Given records:
****************

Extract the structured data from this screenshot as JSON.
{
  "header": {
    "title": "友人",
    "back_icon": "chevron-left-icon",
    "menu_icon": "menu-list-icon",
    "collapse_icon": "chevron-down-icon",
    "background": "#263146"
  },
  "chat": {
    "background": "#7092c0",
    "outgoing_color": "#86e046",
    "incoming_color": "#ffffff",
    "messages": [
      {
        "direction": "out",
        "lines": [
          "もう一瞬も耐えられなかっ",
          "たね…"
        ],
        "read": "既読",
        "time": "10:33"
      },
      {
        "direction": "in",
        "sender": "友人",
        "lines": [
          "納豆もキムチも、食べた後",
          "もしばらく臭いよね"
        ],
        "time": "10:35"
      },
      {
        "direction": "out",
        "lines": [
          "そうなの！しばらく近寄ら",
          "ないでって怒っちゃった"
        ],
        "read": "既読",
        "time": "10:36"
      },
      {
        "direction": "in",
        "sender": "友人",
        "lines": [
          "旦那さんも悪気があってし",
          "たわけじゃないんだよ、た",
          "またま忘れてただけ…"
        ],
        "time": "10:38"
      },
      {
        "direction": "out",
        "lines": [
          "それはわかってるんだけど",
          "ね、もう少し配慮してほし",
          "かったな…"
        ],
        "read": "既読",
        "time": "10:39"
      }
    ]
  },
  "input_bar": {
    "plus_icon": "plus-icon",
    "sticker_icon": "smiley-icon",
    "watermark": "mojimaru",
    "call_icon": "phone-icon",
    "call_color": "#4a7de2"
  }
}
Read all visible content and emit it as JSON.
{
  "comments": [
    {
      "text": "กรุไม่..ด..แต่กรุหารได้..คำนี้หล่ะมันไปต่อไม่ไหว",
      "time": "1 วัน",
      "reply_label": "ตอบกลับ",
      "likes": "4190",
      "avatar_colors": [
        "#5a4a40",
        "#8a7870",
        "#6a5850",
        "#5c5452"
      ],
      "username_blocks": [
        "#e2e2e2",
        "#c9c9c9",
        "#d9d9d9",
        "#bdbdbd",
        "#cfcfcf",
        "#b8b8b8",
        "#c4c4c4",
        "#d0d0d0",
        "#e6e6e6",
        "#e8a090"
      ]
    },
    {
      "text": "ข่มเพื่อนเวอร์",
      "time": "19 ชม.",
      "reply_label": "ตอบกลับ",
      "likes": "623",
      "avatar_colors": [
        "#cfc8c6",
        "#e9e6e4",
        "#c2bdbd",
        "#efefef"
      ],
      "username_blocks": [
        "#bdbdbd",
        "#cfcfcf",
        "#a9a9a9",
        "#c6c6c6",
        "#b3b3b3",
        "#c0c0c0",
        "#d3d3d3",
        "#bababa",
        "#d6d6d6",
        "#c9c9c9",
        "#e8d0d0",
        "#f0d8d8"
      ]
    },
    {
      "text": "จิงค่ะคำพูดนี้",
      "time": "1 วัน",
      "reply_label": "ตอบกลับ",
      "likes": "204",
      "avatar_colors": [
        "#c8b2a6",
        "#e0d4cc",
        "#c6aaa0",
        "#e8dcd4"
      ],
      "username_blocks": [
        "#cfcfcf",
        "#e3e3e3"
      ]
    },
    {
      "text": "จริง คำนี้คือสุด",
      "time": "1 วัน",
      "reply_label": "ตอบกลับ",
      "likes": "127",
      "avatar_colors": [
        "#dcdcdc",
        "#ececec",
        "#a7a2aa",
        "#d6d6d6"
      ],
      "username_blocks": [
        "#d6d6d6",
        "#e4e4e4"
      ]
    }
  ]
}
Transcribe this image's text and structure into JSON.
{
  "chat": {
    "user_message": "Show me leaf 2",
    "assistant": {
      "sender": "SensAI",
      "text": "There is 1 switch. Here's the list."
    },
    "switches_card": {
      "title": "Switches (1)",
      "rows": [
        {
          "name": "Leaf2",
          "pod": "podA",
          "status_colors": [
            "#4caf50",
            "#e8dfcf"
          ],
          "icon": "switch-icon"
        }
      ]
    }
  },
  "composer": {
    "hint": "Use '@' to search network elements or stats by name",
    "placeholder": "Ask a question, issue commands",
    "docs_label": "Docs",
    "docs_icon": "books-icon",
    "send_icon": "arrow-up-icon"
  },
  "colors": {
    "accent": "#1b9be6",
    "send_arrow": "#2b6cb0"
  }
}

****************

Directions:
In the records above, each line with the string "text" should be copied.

Solution to this problem:
      "text": "กรุไม่..ด..แต่กรุหารได้..คำนี้หล่ะมันไปต่อไม่ไหว",
      "text": "ข่มเพื่อนเวอร์",
      "text": "จิงค่ะคำพูดนี้",
      "text": "จริง คำนี้คือสุด",
Transcribe this image's text and structure into JSON.
      "text": "There is 1 switch. Here's the list."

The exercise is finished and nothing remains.